## Exercise objective
Restate, in full and unchanged, the entries that follow, but not their pictures.

(Records from a data source)
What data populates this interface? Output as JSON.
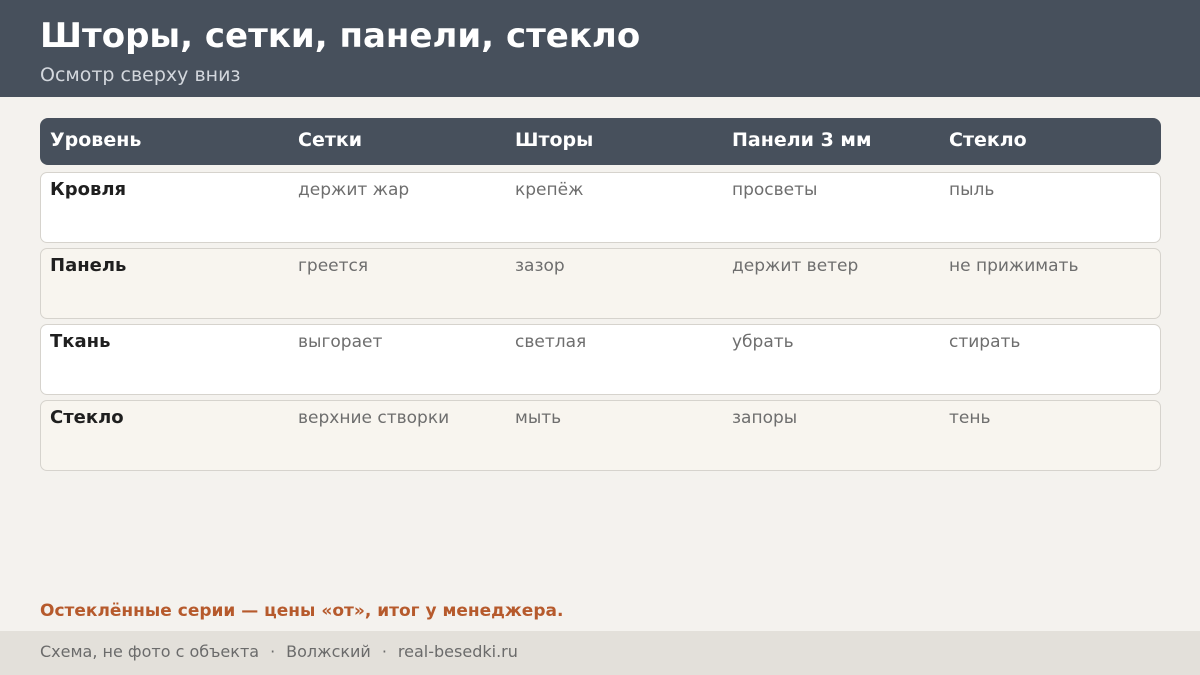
{
  "header": {
    "title": "Шторы, сетки, панели, стекло",
    "subtitle": "Осмотр сверху вниз"
  },
  "table": {
    "columns": [
      "Уровень",
      "Сетки",
      "Шторы",
      "Панели 3 мм",
      "Стекло"
    ],
    "rows": [
      {
        "level": "Кровля",
        "cells": [
          "держит жар",
          "крепёж",
          "просветы",
          "пыль"
        ]
      },
      {
        "level": "Панель",
        "cells": [
          "греется",
          "зазор",
          "держит ветер",
          "не прижимать"
        ]
      },
      {
        "level": "Ткань",
        "cells": [
          "выгорает",
          "светлая",
          "убрать",
          "стирать"
        ]
      },
      {
        "level": "Стекло",
        "cells": [
          "верхние створки",
          "мыть",
          "запоры",
          "тень"
        ]
      }
    ]
  },
  "note": "Остеклённые серии — цены «от», итог у менеджера.",
  "footer": {
    "items": [
      "Схема, не фото с объекта",
      "Волжский",
      "real-besedki.ru"
    ],
    "separator": "·"
  },
  "colors": {
    "header_bg": "#47505c",
    "accent": "#b65a2c",
    "page_bg": "#f4f2ee"
  }
}
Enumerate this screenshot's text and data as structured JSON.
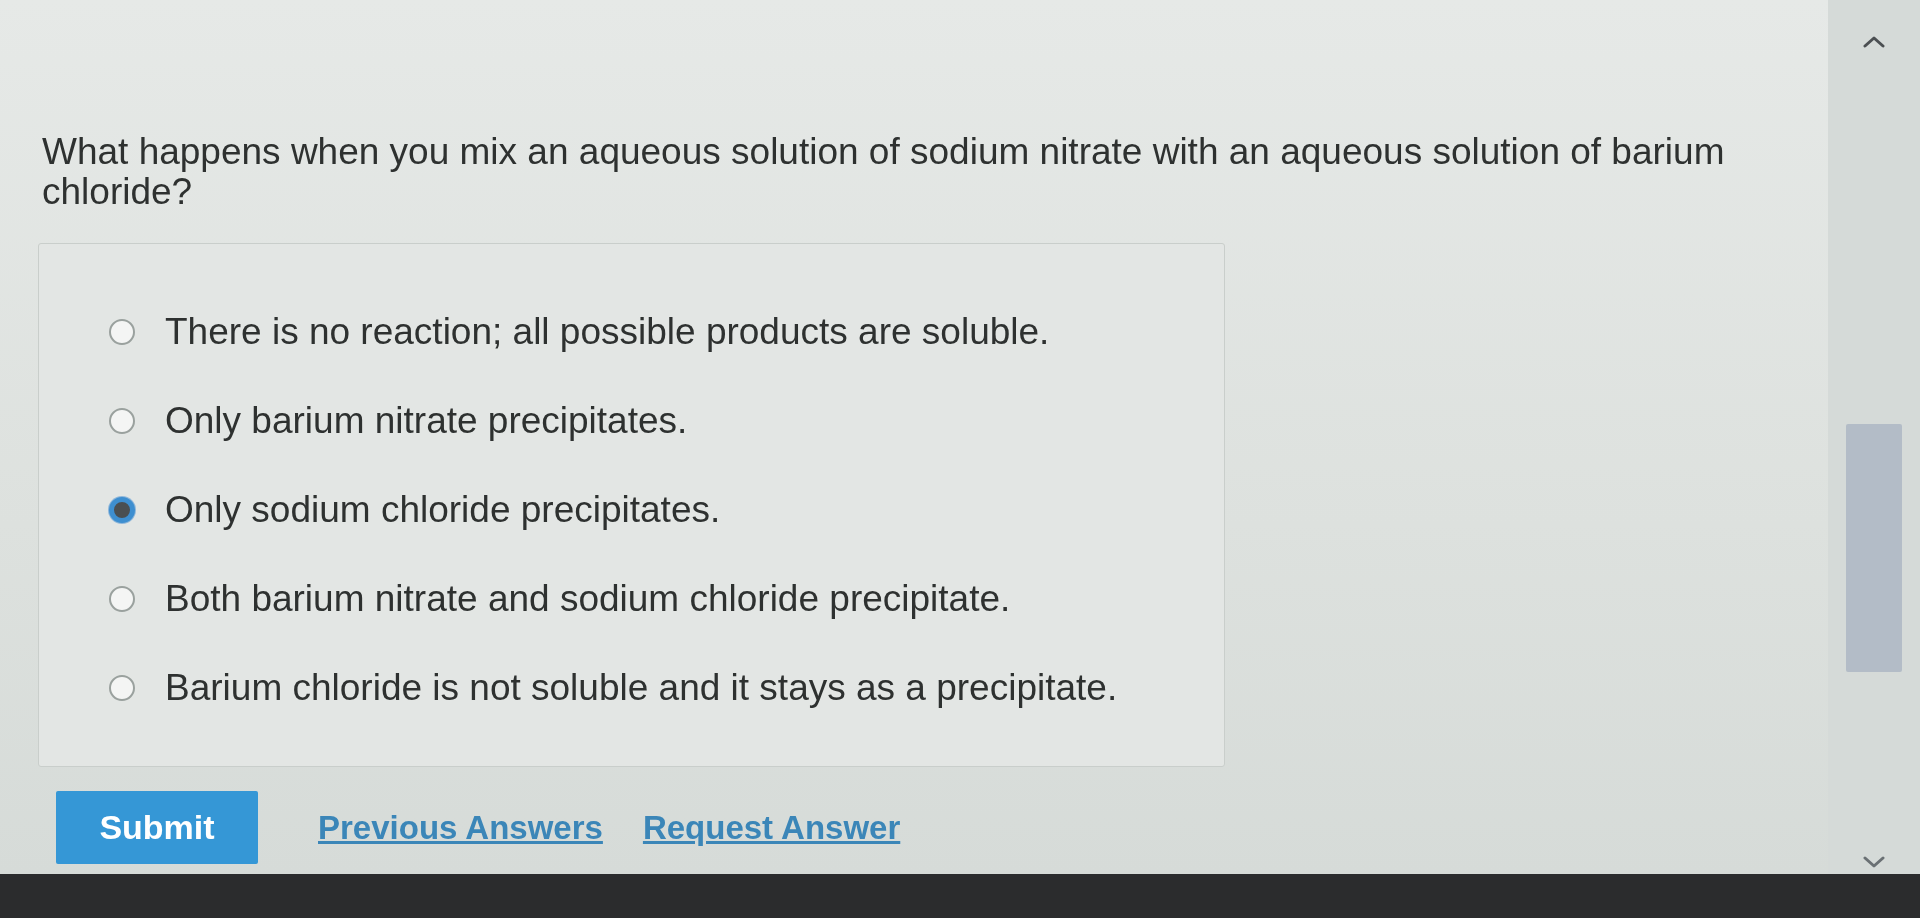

## Exercise solution
What data populates this interface? Output as JSON.
{
  "header": {
    "title": "Шторы, сетки, панели, стекло",
    "subtitle": "Осмотр сверху вниз"
  },
  "table": {
    "columns": [
      "Уровень",
      "Сетки",
      "Шторы",
      "Панели 3 мм",
      "Стекло"
    ],
    "rows": [
      {
        "level": "Кровля",
        "cells": [
          "держит жар",
          "крепёж",
          "просветы",
          "пыль"
        ]
      },
      {
        "level": "Панель",
        "cells": [
          "греется",
          "зазор",
          "держит ветер",
          "не прижимать"
        ]
      },
      {
        "level": "Ткань",
        "cells": [
          "выгорает",
          "светлая",
          "убрать",
          "стирать"
        ]
      },
      {
        "level": "Стекло",
        "cells": [
          "верхние створки",
          "мыть",
          "запоры",
          "тень"
        ]
      }
    ]
  },
  "note": "Остеклённые серии — цены «от», итог у менеджера.",
  "footer": {
    "items": [
      "Схема, не фото с объекта",
      "Волжский",
      "real-besedki.ru"
    ],
    "separator": "·"
  },
  "colors": {
    "header_bg": "#47505c",
    "accent": "#b65a2c",
    "page_bg": "#f4f2ee"
  }
}
Enumerate this screenshot's text and data as structured JSON.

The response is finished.